How Labor left Aboriginal affairs
Labor’s parting shot in Aboriginal affairs was the introduction of the Stronger Futures legislation, which continues many of the key racist measures of the Intervention until at least 2022. These laws were introduced despite strong opposition from Aboriginal organisations, community leaders, trade unions, social service peak bodies and more. Former Liberal Prime Minister Malcolm Fraser said of the laws, "If you could translate it back over 100 years, I think AO Neville, protector from Western Australia, would be proud of this legislation. It is racist. It is paternalistic.”
The impact of the "racist, paternalistic" mentality of the Intervention had national consequences. On June 30 2007, the statistics that were available when Rudd made his apology, there were 7,917 Indigenous children in “out of home care”. When Labor left office in 2013, there were more than 14,000 and the number placed with Aboriginal family had also declined.
These thousands of children removed from their families are Federal Labor’s stolen generation. It is a legacy of destruction that will have consequences more far reaching than the fleeting sense of optimism and goodwill generated by the Apology. Rudd and Macklin are just as responsible for ripping these children from their mother’s arms as any politician in the 20th century.
We need serious commitments to self-determination, a complete turn around from the paternalism and assimilationist bipartisan approach that has characterised Indigenous affairs over the past decade or more. The Liberal government have extended Labor’s cruelty even further, whether through the massive funding cuts of Abbott’s horror budget in 2014, or the even more exploitative CDP scheme which forces Aboriginal people to work for 25 hours a week for Centrelink payments, often on a BasicsCard or Healthy Welfare Card. Child removal has continued to increase exponentially. The figures from June 30 2017 show more than 17,664 Indigenous children are in “out of home care”. It is important the Liberals are defeated at the next election.
"Hundreds of millions of dollars were spent removing Aboriginal children from their families while Labor were last in office. They must now make commitments of hundreds of millions more to return children to their families and communities and provide the resources and assistance required to rebuild shattered lives."

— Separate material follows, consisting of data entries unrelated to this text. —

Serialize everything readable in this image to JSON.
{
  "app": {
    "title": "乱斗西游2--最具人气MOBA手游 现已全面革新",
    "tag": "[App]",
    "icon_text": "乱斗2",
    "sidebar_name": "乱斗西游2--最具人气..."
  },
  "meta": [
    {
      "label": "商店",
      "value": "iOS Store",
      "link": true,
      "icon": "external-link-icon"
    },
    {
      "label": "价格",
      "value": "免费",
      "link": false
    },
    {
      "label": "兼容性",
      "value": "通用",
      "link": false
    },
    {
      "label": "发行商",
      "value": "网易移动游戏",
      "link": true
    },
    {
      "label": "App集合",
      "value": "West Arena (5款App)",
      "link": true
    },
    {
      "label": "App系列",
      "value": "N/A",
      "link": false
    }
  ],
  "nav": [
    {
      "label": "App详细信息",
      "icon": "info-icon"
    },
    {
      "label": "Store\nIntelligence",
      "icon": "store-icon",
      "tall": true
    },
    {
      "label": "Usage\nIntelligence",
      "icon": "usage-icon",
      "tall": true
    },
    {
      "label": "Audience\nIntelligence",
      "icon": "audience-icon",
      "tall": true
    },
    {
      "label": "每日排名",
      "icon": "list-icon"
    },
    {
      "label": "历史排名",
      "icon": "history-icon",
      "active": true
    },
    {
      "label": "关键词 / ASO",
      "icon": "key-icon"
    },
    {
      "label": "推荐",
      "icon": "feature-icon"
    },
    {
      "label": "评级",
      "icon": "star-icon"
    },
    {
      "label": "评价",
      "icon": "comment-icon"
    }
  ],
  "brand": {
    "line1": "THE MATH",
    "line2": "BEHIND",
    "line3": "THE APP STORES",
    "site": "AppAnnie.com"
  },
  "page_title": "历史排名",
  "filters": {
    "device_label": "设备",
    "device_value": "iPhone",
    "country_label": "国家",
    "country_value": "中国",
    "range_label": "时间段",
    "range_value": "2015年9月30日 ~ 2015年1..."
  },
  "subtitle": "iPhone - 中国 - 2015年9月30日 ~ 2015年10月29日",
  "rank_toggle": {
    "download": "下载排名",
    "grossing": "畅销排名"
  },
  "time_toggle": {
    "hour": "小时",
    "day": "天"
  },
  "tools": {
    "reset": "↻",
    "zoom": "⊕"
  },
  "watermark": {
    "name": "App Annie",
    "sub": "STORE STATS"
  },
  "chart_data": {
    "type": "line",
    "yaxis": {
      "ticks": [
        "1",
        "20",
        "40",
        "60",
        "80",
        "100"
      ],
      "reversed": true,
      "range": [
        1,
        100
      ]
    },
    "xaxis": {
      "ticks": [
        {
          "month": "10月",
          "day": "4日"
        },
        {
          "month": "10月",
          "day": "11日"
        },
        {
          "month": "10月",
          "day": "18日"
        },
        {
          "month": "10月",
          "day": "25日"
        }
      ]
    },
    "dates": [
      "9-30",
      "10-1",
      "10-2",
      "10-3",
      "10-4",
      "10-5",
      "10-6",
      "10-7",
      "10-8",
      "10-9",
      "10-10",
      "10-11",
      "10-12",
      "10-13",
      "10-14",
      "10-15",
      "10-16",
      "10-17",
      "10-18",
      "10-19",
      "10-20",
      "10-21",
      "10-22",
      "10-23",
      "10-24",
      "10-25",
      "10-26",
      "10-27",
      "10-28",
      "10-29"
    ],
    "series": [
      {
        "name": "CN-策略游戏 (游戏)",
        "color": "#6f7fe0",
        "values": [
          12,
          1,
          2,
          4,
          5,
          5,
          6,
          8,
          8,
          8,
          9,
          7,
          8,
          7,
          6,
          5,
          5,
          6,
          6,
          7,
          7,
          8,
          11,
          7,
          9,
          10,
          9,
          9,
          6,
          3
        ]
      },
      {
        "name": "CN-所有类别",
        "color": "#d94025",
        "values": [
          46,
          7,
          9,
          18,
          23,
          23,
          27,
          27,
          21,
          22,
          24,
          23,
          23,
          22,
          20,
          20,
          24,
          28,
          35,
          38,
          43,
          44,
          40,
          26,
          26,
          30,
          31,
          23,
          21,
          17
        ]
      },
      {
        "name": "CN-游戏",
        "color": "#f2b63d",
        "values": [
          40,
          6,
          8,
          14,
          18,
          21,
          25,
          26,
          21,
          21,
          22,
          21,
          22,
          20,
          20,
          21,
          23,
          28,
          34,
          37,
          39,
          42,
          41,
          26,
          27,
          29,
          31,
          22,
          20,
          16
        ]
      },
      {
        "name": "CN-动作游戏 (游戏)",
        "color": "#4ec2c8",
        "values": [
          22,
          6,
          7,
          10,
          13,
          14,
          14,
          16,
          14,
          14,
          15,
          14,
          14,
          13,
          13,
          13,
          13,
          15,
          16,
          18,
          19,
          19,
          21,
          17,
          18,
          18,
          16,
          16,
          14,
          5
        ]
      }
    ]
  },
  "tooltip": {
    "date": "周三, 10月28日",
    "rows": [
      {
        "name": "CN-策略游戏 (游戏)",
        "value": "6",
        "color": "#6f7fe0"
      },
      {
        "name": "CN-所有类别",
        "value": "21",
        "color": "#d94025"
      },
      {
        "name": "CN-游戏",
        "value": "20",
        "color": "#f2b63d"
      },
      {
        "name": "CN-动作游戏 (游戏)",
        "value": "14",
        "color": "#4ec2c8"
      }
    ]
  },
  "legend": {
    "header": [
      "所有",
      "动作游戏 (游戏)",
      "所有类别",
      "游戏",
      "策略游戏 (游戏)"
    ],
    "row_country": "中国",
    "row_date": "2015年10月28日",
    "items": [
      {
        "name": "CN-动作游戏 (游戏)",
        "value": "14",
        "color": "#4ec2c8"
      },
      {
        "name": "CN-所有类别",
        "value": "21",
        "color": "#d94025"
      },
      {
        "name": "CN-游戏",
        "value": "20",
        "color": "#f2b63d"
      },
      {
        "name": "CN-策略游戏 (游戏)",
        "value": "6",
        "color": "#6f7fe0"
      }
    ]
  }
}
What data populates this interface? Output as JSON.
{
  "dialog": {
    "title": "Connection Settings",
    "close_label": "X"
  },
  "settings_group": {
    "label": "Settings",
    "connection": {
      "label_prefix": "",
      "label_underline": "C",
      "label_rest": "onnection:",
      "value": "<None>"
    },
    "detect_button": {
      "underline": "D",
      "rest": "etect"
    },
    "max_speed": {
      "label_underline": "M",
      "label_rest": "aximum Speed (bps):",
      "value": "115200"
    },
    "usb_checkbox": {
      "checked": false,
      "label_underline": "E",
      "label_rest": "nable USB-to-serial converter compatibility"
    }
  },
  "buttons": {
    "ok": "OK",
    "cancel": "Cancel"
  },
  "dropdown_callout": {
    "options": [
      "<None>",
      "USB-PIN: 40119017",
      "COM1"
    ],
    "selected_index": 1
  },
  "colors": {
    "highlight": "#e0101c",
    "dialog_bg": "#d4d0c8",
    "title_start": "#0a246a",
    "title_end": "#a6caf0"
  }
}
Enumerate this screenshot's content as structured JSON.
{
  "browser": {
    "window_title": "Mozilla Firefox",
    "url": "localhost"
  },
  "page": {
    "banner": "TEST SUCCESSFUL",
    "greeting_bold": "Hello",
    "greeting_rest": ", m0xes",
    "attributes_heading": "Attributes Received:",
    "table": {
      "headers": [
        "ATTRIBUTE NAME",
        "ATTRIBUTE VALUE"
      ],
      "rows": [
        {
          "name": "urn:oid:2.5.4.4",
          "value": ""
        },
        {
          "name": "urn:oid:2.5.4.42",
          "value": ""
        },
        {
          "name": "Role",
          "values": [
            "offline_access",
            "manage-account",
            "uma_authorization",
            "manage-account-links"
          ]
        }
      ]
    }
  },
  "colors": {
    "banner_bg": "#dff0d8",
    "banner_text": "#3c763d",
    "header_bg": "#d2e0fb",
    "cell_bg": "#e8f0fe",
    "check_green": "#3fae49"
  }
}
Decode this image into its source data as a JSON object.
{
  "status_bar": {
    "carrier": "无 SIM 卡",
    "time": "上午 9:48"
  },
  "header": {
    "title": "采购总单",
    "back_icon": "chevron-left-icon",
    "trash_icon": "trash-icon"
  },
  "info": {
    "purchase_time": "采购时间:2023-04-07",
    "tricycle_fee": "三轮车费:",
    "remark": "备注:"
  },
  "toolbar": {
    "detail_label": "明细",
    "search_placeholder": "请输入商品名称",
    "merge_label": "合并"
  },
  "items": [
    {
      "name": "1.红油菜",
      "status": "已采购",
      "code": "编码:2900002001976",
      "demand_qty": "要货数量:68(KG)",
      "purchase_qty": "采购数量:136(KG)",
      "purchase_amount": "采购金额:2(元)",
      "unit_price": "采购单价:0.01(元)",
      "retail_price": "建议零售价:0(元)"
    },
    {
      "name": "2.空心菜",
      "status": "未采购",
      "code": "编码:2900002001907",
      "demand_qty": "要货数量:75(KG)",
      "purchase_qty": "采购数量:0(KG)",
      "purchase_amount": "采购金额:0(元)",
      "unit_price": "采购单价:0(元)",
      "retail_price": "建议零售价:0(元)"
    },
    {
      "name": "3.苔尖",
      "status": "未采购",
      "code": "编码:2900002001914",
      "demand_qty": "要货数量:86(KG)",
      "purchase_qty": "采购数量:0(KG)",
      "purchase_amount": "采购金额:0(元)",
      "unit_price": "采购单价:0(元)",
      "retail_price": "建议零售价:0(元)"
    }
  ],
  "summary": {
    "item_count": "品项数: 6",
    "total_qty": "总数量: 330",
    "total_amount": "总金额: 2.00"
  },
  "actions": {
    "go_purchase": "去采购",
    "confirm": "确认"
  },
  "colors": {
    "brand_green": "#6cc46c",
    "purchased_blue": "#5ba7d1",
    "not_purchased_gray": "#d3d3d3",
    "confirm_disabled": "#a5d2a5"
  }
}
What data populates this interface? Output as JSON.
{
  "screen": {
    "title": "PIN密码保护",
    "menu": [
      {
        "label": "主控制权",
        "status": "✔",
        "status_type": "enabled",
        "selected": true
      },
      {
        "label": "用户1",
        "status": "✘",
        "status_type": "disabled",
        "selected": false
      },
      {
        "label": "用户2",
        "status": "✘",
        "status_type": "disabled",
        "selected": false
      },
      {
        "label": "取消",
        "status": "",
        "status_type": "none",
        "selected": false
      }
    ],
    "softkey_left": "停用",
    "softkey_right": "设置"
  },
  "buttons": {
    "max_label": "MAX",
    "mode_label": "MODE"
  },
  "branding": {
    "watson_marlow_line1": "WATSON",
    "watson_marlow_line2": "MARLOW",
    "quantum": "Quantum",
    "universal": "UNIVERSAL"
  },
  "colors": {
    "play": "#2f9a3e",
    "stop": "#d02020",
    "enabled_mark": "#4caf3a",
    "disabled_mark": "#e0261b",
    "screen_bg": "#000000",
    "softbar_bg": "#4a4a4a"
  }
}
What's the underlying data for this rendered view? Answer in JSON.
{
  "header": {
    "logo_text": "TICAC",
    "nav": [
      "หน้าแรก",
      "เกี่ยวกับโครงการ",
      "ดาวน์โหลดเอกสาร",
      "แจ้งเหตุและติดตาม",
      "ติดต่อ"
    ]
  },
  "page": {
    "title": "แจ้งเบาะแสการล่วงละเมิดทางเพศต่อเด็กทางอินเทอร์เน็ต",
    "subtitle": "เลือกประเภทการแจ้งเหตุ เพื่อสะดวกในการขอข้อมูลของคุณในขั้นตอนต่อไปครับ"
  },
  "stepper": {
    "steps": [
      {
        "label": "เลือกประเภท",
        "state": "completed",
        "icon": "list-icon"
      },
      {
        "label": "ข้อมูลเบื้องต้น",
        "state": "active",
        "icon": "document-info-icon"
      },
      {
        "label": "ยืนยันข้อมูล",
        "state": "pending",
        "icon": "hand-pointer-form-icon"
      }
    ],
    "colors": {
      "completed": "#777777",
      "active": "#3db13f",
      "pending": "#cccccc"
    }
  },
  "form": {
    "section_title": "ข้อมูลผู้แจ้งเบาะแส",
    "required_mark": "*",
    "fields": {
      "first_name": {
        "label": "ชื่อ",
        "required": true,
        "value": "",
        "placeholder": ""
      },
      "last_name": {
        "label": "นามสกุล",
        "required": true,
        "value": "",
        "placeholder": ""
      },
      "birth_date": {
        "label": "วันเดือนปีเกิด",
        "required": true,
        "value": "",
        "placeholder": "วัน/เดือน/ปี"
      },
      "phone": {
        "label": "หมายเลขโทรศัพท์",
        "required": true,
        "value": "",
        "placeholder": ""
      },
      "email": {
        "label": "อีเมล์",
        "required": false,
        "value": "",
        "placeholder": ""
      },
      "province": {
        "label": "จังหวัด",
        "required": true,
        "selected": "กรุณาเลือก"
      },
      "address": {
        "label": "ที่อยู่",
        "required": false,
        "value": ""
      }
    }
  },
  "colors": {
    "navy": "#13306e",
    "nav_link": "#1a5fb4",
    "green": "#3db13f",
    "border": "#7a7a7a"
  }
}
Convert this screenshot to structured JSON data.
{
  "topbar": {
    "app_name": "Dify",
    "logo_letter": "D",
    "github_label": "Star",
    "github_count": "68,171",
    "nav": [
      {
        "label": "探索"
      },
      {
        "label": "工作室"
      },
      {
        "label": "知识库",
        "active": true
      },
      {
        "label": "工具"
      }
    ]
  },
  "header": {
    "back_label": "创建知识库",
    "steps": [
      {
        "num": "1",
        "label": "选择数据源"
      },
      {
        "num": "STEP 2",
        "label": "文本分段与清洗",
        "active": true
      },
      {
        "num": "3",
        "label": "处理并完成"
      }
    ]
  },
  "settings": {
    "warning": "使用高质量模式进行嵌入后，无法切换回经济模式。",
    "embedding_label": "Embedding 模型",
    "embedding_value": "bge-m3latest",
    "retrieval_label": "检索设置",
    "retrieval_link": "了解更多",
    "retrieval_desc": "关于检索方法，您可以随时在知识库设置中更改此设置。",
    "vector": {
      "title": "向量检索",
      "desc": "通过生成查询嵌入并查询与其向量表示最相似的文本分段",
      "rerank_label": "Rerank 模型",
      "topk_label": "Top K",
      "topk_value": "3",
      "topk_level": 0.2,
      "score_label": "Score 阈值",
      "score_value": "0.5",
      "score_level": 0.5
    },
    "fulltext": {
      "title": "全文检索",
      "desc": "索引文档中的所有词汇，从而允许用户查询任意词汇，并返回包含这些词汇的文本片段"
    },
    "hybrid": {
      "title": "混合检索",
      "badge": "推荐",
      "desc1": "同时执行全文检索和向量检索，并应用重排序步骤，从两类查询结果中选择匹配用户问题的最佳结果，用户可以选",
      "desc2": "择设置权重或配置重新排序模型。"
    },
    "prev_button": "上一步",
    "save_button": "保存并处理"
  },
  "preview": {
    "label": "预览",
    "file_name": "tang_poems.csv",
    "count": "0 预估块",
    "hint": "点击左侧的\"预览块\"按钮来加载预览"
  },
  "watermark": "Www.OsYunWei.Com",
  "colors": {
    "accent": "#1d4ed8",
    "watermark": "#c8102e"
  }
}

But for Labor to have any credibility in offering an alternative that will bring real change, they must unequivocally apologise for the destruction of communities and mass removal of children under the racist Intervention. To mark the anniversary of the Apology, Labor have announced that a national summit on First Nations children will be held within 100 days of forming government. A signal for genuine change would couple this with commitments to repeal Stronger Futures legislation and associated measures such as compulsory income management.
Hundreds of millions of dollars were spent removing Aboriginal children from their families while Labor were last in office. They must now make commitments of hundreds of millions more to return children to their families and communities and provide the resources and assistance required to rebuild shattered lives.
There is a blueprint for stopping child removal and rebuilding communities in the Bringing Them Home Report. Aboriginal people don’t need more “consultation” or “advisory” roles - they need control of their own communities, children and land.
Padraic Gibson is a Senior Researcher at the Jumbunna Institute, University of Technology Sydney. He has been active in protest moments against the NT Intervention and the contemporary removal of Aboriginal children. Follow him @paddygibson